What is being asked
Go through the records and tally the lines that include the word "HTTP". The answer is that total alone.

Material to process

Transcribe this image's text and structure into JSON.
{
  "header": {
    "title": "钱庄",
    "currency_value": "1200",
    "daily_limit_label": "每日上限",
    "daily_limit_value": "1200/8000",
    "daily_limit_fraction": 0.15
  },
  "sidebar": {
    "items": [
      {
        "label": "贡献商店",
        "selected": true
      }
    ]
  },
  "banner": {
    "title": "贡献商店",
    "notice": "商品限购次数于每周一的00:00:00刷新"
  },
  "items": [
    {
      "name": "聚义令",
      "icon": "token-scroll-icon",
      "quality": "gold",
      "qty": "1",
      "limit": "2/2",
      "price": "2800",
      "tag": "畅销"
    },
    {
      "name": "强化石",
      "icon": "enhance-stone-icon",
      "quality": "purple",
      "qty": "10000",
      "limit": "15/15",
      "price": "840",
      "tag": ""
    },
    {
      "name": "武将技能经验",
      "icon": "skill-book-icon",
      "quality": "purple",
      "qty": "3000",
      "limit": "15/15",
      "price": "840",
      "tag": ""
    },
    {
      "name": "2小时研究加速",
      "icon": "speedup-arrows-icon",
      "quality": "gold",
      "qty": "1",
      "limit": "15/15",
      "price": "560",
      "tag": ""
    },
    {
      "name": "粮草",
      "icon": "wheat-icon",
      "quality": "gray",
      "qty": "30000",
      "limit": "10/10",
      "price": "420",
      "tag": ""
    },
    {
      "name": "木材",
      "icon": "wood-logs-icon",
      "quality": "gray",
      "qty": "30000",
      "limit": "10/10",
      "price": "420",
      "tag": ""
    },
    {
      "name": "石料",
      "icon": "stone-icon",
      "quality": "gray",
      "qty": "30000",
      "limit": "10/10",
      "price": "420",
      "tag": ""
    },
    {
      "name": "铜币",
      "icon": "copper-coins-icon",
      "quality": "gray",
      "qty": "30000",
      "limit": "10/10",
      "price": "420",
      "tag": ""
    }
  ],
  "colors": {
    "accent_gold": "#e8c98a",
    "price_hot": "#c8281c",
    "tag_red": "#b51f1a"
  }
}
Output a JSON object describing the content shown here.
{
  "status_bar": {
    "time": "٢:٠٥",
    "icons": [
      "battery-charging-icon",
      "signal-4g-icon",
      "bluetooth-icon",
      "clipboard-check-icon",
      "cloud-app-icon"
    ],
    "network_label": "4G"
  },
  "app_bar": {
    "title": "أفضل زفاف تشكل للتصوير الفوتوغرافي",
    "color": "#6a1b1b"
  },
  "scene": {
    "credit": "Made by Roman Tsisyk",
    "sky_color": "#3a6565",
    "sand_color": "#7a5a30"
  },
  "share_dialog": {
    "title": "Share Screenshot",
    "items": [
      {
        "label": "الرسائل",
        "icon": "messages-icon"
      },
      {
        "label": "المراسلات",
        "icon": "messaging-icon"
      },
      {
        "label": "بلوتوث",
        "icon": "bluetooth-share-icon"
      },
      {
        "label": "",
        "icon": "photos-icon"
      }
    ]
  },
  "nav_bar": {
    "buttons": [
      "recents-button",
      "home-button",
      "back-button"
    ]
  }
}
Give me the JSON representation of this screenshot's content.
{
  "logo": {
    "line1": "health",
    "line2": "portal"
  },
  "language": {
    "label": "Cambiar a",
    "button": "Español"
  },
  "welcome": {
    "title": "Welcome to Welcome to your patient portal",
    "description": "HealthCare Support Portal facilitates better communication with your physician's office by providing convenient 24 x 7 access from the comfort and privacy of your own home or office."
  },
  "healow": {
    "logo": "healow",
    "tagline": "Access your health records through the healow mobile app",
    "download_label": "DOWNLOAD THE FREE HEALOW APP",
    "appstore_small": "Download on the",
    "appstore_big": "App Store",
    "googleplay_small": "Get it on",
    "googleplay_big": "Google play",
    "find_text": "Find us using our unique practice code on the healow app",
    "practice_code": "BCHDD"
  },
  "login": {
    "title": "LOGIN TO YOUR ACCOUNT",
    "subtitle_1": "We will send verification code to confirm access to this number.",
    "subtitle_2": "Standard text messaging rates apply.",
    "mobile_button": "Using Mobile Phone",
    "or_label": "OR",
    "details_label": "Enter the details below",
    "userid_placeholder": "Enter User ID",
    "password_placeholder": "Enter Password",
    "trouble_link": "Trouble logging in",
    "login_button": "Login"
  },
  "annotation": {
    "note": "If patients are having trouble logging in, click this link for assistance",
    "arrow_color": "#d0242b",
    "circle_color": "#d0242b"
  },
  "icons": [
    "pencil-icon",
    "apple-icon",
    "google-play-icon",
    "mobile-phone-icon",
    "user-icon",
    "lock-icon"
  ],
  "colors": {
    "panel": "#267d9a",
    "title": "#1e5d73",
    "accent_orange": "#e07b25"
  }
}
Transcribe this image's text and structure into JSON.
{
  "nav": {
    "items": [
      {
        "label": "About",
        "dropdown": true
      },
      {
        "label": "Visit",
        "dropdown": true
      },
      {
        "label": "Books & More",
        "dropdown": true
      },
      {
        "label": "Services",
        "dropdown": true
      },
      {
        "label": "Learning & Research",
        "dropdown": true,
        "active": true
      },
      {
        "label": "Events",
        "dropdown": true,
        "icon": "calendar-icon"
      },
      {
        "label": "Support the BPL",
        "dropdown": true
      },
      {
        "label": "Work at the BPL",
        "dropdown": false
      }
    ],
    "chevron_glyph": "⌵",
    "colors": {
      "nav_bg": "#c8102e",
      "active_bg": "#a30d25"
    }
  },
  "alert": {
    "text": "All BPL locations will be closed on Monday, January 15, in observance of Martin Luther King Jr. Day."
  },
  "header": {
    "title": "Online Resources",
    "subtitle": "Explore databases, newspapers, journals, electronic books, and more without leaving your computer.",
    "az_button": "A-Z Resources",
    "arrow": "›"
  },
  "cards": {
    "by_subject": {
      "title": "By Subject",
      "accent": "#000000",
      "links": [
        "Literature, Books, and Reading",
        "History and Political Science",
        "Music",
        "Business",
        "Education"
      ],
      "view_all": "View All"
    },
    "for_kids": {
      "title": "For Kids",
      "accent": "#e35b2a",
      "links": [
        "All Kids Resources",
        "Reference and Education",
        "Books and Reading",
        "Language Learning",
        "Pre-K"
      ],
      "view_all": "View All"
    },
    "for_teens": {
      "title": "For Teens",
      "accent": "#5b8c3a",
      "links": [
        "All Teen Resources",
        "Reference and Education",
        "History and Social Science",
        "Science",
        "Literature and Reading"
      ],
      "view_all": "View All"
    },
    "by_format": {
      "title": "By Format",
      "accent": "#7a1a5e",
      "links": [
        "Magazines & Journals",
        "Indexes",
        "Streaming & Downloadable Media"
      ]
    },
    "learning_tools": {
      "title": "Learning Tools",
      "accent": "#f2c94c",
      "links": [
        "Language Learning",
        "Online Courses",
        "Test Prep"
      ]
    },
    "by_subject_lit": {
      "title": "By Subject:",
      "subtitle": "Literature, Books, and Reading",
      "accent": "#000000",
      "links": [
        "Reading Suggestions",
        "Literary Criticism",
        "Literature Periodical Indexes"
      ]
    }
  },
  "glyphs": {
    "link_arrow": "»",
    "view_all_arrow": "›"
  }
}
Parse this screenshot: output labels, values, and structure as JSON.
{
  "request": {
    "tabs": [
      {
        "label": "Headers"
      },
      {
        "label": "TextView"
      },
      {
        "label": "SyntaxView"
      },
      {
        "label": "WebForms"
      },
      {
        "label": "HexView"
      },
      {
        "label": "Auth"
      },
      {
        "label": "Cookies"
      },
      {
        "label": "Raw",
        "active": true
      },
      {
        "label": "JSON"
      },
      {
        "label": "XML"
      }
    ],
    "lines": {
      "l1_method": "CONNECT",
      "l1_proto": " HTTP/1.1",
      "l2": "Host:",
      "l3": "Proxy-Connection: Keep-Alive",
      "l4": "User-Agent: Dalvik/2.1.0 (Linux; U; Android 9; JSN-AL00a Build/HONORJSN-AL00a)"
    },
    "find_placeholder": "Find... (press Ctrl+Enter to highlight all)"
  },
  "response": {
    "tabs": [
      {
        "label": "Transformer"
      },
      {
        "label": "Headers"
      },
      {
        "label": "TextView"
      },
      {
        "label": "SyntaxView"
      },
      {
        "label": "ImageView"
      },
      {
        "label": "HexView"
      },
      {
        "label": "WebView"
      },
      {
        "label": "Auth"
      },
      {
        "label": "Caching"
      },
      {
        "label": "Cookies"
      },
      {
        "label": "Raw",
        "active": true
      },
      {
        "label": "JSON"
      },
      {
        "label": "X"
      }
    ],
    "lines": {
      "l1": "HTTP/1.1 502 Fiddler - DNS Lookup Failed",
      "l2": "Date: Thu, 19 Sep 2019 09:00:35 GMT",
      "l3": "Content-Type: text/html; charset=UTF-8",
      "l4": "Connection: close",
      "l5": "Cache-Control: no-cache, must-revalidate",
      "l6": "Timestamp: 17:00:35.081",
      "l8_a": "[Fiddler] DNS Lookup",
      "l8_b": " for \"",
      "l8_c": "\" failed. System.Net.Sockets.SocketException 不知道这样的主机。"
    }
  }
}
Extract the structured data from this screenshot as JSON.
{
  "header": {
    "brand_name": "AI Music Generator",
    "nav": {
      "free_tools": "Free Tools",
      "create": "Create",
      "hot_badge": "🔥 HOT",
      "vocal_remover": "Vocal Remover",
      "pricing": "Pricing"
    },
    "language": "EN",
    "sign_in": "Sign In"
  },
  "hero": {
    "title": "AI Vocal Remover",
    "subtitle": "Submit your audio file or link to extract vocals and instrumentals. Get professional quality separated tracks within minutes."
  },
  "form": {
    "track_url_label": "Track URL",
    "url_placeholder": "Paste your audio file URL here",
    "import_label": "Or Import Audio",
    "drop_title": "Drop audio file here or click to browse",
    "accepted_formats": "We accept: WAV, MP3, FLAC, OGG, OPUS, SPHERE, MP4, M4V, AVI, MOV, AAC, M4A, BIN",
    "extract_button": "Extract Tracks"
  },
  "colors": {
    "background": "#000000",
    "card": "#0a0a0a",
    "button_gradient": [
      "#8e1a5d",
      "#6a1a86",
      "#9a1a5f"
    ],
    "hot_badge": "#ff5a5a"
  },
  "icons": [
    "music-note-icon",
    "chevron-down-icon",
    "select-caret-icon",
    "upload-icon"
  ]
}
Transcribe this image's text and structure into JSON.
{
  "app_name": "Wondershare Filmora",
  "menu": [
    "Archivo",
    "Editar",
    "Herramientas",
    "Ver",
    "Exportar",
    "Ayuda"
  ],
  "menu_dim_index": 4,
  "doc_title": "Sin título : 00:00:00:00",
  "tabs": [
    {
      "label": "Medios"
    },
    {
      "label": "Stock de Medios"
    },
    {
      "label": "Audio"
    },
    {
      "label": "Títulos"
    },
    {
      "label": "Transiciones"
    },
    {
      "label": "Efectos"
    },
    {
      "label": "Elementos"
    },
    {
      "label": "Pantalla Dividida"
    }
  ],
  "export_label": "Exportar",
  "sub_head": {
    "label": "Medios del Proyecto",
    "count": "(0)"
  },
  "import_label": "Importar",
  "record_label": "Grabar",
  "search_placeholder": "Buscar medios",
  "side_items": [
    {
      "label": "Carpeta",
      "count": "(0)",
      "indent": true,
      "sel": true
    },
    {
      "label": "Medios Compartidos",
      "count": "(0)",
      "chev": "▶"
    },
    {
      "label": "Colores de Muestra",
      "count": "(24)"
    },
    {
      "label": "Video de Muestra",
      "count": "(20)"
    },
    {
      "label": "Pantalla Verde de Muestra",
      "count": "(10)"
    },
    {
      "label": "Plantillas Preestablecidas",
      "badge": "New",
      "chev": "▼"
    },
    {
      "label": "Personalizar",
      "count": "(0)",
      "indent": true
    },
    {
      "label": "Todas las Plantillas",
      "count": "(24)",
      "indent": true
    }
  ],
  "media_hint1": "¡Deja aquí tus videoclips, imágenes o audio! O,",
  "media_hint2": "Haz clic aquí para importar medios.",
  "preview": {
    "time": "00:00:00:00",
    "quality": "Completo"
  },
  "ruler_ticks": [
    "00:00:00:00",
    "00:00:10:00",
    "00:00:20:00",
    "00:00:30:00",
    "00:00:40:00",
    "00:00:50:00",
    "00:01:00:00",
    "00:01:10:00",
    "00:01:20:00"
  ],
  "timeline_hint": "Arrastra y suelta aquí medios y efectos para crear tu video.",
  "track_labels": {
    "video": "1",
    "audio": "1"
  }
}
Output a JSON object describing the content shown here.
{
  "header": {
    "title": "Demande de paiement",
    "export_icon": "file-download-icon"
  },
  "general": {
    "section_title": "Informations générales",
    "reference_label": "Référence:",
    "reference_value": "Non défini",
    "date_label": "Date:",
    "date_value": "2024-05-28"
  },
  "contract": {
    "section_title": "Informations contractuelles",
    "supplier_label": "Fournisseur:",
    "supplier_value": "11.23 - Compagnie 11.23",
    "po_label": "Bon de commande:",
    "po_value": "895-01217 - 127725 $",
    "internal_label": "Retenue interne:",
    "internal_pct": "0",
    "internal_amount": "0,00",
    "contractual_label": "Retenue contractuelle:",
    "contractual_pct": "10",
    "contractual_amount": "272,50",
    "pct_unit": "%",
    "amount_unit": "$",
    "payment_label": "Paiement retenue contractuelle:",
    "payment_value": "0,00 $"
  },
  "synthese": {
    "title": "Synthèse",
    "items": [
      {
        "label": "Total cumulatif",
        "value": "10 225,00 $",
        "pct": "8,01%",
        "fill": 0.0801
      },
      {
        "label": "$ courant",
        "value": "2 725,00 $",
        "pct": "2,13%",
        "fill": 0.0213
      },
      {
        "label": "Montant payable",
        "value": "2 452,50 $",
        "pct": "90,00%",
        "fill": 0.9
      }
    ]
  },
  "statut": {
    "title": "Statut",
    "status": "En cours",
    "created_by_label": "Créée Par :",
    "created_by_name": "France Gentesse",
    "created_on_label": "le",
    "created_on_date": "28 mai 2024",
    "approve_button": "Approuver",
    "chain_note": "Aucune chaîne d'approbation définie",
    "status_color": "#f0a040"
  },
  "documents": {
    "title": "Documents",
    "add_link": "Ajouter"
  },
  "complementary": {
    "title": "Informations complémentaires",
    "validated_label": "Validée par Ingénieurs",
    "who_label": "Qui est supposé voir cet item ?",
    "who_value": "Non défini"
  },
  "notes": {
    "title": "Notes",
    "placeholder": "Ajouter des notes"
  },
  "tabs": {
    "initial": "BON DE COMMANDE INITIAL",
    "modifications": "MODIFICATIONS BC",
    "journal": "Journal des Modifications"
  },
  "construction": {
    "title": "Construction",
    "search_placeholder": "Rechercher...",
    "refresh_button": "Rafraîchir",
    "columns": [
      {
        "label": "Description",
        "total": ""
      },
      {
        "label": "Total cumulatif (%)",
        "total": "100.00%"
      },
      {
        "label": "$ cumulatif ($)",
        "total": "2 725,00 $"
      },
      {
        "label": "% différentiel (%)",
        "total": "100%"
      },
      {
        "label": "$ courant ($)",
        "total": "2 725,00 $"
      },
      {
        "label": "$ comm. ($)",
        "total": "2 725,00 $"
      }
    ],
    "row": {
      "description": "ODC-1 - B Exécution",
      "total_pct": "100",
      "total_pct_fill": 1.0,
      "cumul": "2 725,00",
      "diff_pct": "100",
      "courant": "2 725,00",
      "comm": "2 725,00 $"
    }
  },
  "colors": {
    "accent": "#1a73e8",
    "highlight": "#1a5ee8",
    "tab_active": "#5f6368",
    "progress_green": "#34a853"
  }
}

Solved exercise
2